**Records for this task:**
_ _ _
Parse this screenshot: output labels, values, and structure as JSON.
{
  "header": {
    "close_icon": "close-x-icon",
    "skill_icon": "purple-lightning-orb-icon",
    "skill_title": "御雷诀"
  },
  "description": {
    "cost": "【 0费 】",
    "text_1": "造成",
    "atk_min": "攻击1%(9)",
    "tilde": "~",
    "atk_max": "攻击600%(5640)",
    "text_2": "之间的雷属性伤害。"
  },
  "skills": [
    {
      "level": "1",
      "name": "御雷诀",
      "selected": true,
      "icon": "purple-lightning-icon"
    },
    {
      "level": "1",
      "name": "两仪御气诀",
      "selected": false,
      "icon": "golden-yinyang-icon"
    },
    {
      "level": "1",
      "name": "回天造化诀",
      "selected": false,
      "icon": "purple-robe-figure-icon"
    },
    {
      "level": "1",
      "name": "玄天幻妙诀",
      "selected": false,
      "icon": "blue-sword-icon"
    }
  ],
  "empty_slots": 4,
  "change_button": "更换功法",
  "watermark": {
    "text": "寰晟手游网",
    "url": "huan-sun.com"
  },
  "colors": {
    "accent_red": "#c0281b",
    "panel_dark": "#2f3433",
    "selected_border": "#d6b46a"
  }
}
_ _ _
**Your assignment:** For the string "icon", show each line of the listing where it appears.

**Solution below:**
    "close_icon": "close-x-icon",
    "skill_icon": "purple-lightning-orb-icon",
      "icon": "purple-lightning-icon"
      "icon": "golden-yinyang-icon"
      "icon": "purple-robe-figure-icon"
      "icon": "blue-sword-icon"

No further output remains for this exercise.